A National Cancer Institute laboratory producing cell therapies and a National Institute of Mental Health facility producing materials for a radioactive tracer test were found to not be in compliance with NIH’s quality and safety standards, the agency announced Tuesday. Production at those facilities has therefore been halted.

The NIH ordered a comprehensive review of all its production facilities, the preliminary results of which led to the suspensions announced Tuesday, after the discovery last year of contamination at the NIH Clinical Center’s Pharmaceutical Development Section.


Last summer, the agency announced it was suspending some operations at the clinical center because a Food and Drug Administration review, prompted by a complaint, had found contamination problems. In particular, two vials of a solution used in experimental trials were found to be contaminated with a fungus.

The broader review followed. The agency said Tuesday that there was no evidence that patients had been harmed as a result of the issues at the NCI lab or NIMH facility.


Vials from the same batch as the contaminated solutions found last year had been administered to six patients. However, the agency said Tuesday that there was no evidence that patients had been harmed.

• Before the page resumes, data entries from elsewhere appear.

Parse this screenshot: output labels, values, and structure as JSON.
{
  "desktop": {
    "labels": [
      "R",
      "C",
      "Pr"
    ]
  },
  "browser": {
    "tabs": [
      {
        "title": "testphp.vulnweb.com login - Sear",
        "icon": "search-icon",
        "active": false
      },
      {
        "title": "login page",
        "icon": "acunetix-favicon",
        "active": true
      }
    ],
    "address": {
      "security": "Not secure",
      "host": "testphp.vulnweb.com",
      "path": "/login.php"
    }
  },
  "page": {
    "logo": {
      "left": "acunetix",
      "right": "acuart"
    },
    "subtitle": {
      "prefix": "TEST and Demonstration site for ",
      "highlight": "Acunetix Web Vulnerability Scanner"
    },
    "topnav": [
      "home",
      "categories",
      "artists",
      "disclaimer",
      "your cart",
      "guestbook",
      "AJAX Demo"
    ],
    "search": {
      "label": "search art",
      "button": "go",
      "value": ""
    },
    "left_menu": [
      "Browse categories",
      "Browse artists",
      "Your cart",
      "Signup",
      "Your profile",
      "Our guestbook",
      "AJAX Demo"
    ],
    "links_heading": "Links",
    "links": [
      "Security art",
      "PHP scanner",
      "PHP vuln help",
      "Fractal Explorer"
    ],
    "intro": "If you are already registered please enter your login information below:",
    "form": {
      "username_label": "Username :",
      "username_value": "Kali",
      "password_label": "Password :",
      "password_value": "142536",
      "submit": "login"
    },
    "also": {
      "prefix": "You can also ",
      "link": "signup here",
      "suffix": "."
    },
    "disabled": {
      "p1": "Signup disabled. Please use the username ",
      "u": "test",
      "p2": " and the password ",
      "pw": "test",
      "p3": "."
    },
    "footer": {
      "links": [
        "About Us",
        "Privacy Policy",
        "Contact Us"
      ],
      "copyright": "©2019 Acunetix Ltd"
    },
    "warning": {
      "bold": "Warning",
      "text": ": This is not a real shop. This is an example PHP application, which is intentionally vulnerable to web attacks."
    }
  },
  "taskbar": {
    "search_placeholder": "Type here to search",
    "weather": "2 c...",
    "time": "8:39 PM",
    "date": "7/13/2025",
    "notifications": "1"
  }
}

A clinical review is underway, nonetheless, the NIH said, and the agency will not enroll new patients in any of the affected trials until the problem is resolved.